*Directions:*
Look through the data that follows and work out how many lines contain the string "Power". Nothing but that number should be given.
****
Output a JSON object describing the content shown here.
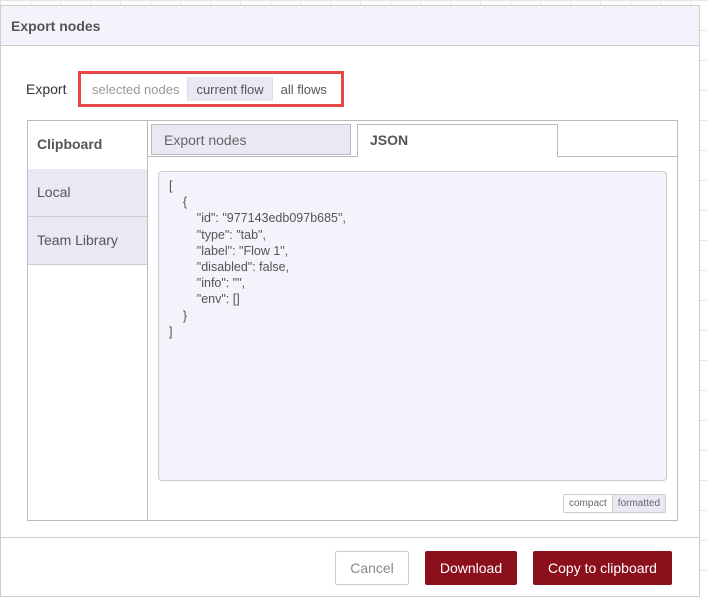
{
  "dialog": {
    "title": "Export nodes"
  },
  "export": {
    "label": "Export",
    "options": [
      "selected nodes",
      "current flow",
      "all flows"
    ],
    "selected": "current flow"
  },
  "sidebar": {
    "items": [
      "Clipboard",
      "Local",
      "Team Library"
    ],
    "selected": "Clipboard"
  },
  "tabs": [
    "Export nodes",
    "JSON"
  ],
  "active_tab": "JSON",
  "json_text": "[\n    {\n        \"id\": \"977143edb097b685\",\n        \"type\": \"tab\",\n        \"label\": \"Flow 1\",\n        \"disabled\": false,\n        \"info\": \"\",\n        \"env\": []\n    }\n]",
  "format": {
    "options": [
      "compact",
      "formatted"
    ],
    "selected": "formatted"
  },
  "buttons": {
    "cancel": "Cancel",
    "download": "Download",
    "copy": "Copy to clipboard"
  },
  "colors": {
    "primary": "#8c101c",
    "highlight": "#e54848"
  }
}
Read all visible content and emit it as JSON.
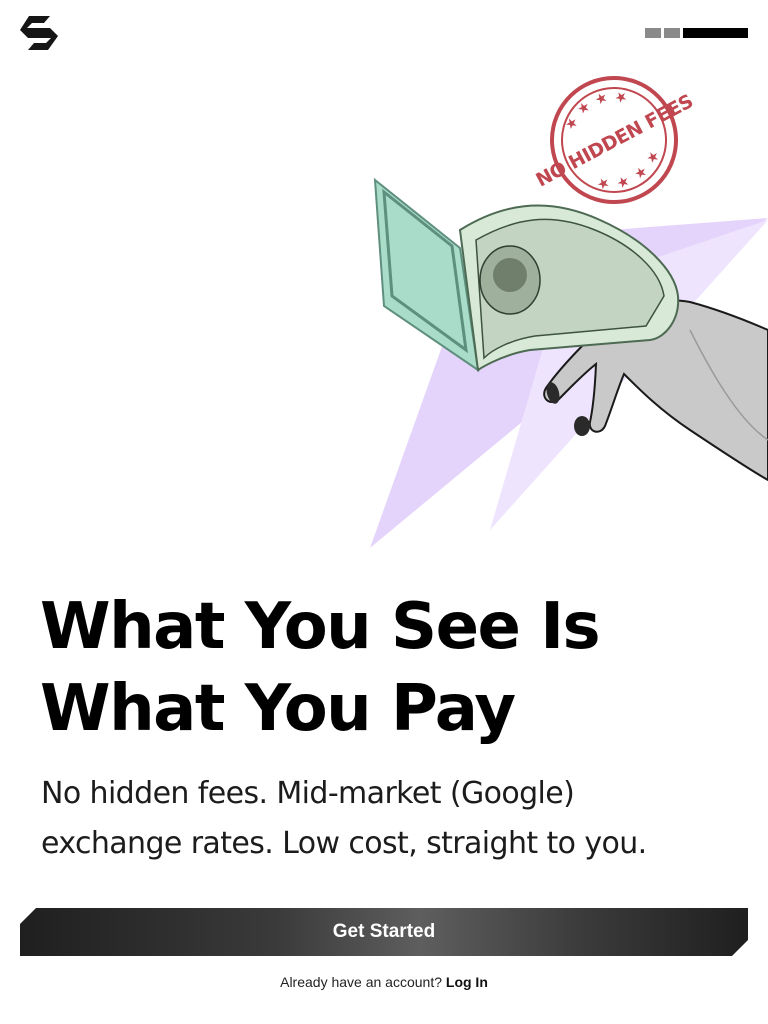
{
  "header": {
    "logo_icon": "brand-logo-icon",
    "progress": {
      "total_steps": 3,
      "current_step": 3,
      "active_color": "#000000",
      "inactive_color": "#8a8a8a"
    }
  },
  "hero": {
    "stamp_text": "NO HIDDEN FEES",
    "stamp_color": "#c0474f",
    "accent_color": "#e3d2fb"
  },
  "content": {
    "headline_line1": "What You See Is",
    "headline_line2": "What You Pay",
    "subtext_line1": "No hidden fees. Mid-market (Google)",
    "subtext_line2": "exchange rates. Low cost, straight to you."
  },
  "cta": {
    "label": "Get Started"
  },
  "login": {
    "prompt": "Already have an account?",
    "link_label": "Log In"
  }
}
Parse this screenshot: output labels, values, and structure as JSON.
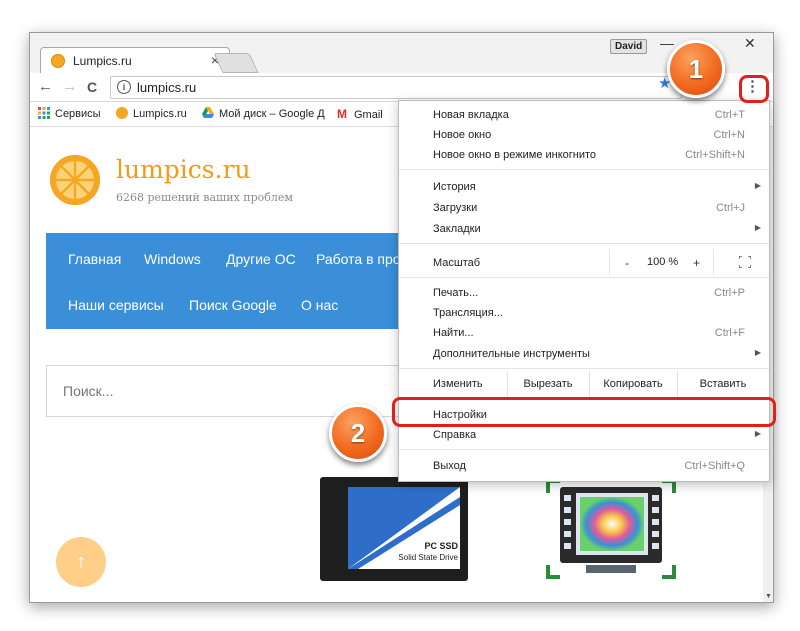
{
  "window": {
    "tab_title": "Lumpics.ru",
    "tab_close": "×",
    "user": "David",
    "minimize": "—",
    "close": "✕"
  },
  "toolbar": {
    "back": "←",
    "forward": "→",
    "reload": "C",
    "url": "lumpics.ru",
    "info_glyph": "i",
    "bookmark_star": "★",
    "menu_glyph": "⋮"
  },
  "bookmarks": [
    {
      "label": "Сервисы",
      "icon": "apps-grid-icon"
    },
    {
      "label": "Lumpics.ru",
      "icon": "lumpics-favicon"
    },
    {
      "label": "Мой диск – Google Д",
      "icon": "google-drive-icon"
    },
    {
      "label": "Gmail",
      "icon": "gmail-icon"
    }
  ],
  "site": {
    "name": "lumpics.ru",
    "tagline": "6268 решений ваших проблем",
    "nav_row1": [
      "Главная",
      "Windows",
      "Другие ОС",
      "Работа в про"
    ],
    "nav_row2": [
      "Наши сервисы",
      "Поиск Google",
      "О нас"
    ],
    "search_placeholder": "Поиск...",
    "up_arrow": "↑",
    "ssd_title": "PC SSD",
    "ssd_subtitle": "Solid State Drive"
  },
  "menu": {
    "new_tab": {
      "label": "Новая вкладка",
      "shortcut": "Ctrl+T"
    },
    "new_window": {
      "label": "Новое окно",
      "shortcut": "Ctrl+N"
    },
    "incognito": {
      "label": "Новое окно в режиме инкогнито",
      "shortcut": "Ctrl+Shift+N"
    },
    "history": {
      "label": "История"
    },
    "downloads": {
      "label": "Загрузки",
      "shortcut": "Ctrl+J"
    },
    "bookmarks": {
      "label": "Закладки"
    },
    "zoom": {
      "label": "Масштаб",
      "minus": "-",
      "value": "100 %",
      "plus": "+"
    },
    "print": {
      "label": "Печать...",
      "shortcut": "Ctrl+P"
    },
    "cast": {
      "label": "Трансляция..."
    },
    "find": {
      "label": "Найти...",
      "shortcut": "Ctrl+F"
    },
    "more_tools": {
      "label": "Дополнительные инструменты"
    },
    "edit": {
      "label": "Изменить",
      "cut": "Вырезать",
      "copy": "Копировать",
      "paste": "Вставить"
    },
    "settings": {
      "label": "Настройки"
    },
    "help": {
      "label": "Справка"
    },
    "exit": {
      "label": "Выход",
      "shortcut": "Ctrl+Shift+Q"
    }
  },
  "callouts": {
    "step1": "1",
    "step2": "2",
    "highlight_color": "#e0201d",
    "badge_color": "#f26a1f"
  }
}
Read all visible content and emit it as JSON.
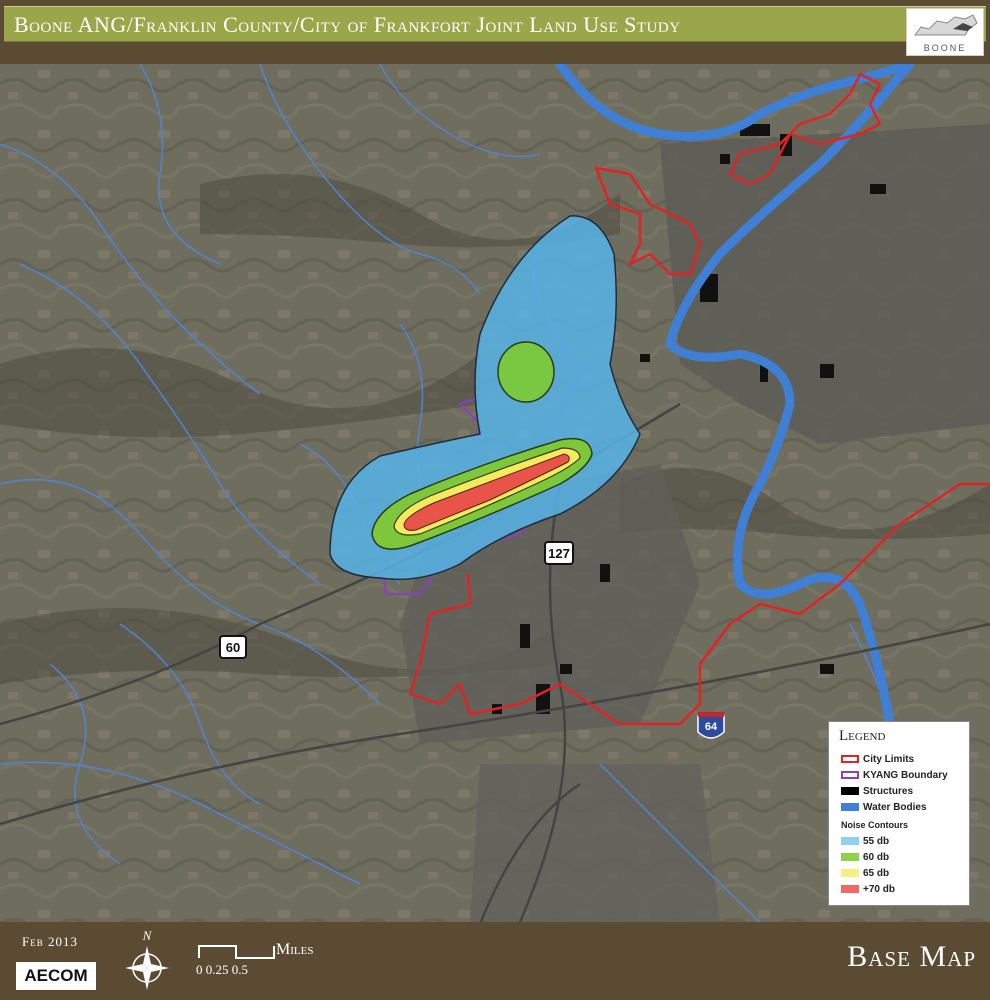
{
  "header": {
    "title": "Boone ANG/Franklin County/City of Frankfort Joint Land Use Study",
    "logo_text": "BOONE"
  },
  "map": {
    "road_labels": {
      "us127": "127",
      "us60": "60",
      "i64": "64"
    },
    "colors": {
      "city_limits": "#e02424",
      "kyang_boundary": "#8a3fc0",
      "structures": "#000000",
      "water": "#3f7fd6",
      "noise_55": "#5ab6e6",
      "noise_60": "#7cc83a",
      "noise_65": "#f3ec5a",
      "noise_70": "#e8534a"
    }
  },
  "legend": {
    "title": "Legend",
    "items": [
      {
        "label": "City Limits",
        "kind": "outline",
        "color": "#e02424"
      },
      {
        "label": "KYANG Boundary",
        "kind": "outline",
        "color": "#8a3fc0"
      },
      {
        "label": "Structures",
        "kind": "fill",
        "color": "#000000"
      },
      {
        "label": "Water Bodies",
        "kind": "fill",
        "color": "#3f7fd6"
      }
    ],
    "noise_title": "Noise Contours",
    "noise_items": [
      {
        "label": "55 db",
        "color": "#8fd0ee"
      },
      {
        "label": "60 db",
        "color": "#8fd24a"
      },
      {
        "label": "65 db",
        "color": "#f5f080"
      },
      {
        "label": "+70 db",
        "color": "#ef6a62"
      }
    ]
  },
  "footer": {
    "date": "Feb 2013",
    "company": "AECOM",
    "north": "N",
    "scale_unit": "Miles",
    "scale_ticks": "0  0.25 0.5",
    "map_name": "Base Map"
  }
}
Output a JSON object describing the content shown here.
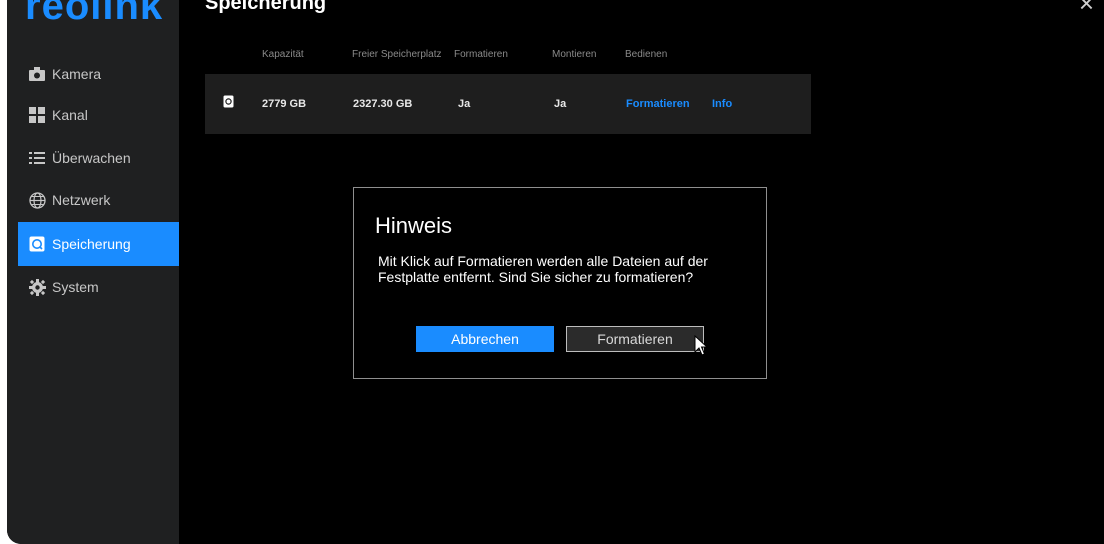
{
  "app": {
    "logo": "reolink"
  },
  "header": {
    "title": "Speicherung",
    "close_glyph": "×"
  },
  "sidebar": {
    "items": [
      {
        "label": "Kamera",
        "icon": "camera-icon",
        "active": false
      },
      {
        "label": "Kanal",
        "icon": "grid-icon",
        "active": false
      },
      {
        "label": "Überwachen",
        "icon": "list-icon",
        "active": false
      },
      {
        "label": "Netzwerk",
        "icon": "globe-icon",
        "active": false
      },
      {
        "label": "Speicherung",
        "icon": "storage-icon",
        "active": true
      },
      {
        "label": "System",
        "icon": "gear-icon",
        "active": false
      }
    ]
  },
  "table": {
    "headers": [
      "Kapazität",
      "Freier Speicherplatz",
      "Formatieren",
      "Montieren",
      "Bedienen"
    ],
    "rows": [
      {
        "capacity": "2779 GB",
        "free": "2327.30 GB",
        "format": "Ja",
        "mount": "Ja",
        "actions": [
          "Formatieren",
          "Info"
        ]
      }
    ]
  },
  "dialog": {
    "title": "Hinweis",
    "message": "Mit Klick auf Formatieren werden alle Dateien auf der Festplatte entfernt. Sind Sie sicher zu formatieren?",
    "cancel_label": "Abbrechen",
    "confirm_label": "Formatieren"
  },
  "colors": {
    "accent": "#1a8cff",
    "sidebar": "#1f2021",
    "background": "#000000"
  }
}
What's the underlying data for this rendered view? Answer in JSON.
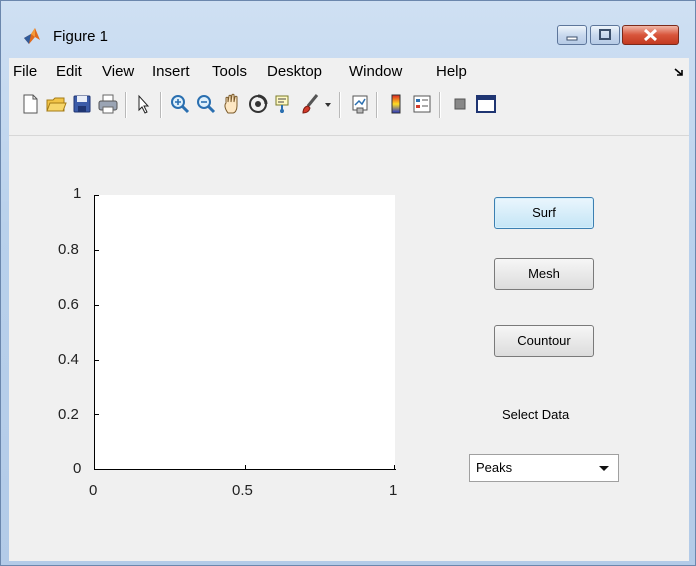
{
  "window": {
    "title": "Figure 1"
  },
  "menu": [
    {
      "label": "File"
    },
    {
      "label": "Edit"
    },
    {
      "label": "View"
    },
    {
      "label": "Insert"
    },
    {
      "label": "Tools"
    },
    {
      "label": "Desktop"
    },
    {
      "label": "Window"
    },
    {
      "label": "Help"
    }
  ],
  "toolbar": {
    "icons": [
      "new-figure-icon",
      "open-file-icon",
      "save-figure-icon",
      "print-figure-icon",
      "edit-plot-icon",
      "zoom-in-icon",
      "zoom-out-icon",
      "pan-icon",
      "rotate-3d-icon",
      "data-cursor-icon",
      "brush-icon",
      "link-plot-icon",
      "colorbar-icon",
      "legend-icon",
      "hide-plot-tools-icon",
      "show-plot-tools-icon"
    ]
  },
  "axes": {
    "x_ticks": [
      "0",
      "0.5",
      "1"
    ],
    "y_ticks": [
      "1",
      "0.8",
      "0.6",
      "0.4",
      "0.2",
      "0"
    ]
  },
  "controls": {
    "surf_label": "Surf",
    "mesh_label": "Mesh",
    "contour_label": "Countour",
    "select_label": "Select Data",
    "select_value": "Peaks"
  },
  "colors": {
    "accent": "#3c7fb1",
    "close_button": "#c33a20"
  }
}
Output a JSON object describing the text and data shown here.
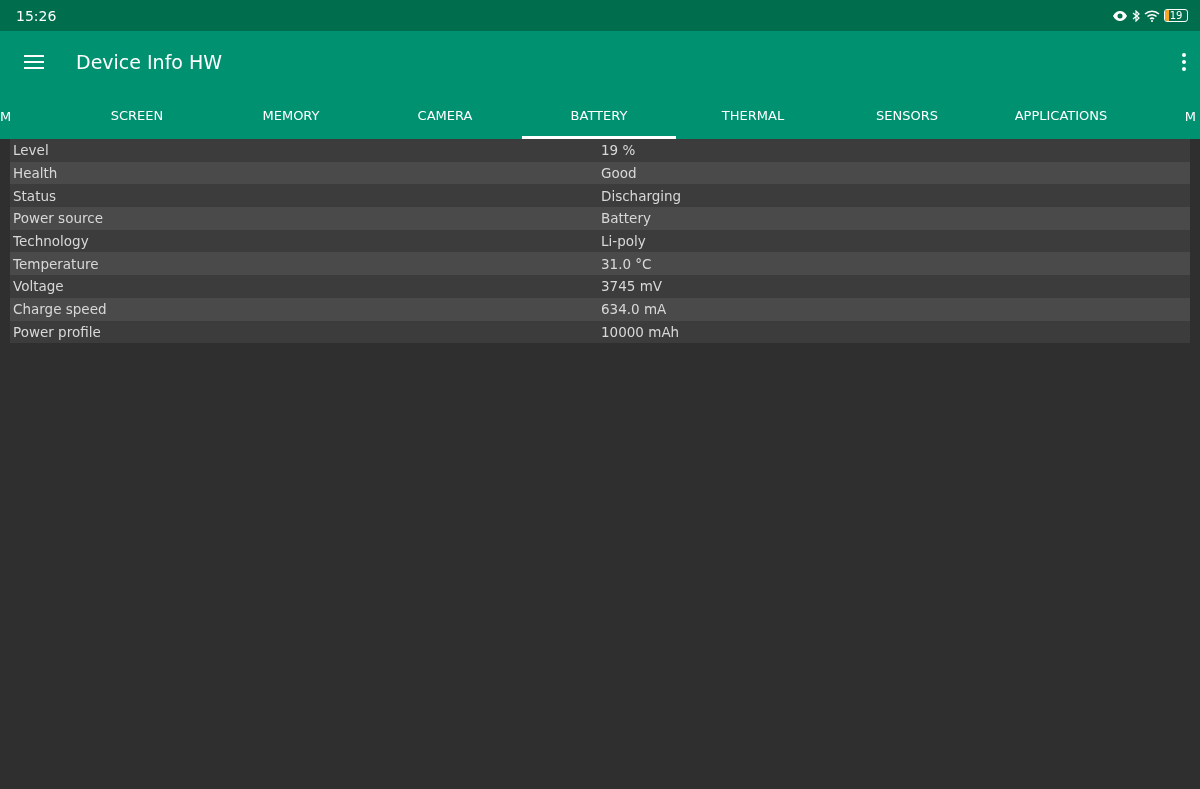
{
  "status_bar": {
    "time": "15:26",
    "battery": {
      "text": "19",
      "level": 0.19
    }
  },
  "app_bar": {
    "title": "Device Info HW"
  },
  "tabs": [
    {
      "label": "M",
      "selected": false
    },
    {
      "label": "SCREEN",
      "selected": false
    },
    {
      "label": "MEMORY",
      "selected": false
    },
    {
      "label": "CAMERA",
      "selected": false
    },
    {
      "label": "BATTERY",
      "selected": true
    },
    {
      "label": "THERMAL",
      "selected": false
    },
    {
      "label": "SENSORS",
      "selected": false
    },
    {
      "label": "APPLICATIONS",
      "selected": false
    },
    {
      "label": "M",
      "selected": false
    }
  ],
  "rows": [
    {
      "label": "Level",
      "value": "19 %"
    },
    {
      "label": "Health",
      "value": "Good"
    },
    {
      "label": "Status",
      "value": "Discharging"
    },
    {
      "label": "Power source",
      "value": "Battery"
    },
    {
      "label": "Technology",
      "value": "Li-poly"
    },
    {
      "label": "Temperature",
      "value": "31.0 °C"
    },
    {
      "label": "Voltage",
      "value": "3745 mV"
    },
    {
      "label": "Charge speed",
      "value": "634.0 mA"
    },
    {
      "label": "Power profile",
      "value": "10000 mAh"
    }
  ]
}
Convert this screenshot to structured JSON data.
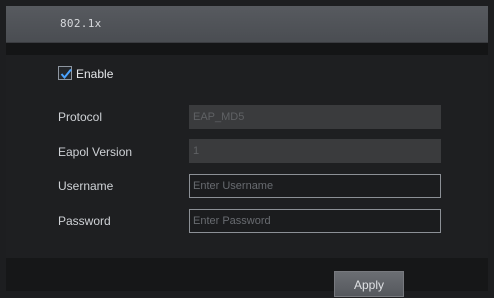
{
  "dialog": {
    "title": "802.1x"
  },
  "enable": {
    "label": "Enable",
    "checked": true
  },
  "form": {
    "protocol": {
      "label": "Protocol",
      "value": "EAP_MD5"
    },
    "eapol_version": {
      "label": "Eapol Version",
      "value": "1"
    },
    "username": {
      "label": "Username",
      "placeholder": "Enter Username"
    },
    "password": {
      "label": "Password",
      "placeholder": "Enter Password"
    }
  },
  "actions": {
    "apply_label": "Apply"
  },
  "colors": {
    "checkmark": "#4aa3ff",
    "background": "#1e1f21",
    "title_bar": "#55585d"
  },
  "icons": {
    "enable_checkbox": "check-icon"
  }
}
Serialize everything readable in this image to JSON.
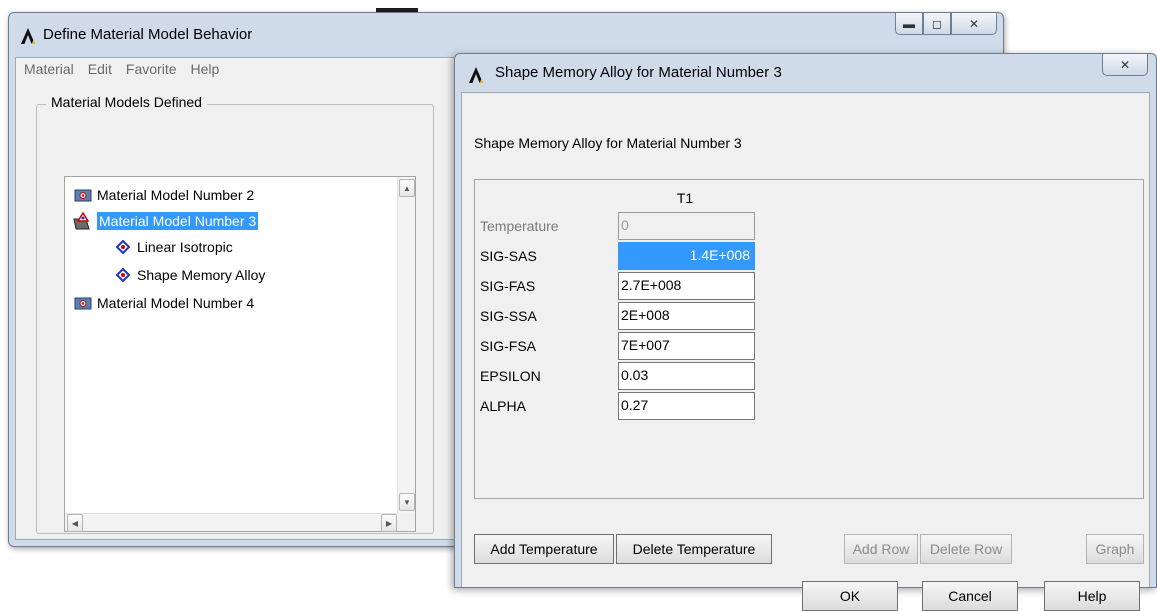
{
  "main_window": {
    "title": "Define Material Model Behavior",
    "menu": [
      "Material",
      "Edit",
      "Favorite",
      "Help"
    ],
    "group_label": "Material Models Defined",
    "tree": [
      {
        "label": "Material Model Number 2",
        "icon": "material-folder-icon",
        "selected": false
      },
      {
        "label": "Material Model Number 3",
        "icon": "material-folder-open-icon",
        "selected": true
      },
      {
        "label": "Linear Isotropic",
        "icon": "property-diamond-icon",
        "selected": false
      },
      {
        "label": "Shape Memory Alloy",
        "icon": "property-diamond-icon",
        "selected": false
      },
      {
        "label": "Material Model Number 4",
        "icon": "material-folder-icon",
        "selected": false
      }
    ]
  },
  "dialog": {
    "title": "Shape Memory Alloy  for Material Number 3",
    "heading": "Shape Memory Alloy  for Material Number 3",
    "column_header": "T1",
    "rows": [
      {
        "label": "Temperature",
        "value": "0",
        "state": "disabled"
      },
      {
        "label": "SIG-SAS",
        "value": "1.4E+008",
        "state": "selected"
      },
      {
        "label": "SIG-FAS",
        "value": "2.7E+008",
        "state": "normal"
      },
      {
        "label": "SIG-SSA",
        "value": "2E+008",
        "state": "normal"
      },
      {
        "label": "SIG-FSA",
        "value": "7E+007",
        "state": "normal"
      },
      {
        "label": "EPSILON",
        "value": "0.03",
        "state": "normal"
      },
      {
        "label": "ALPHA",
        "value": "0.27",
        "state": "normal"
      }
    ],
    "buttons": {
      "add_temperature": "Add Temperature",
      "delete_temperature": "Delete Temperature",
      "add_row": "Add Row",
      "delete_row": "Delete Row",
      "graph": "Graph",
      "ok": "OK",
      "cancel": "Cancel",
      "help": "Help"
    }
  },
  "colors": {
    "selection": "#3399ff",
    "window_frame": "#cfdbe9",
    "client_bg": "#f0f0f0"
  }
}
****
*Solution to the problem:*
2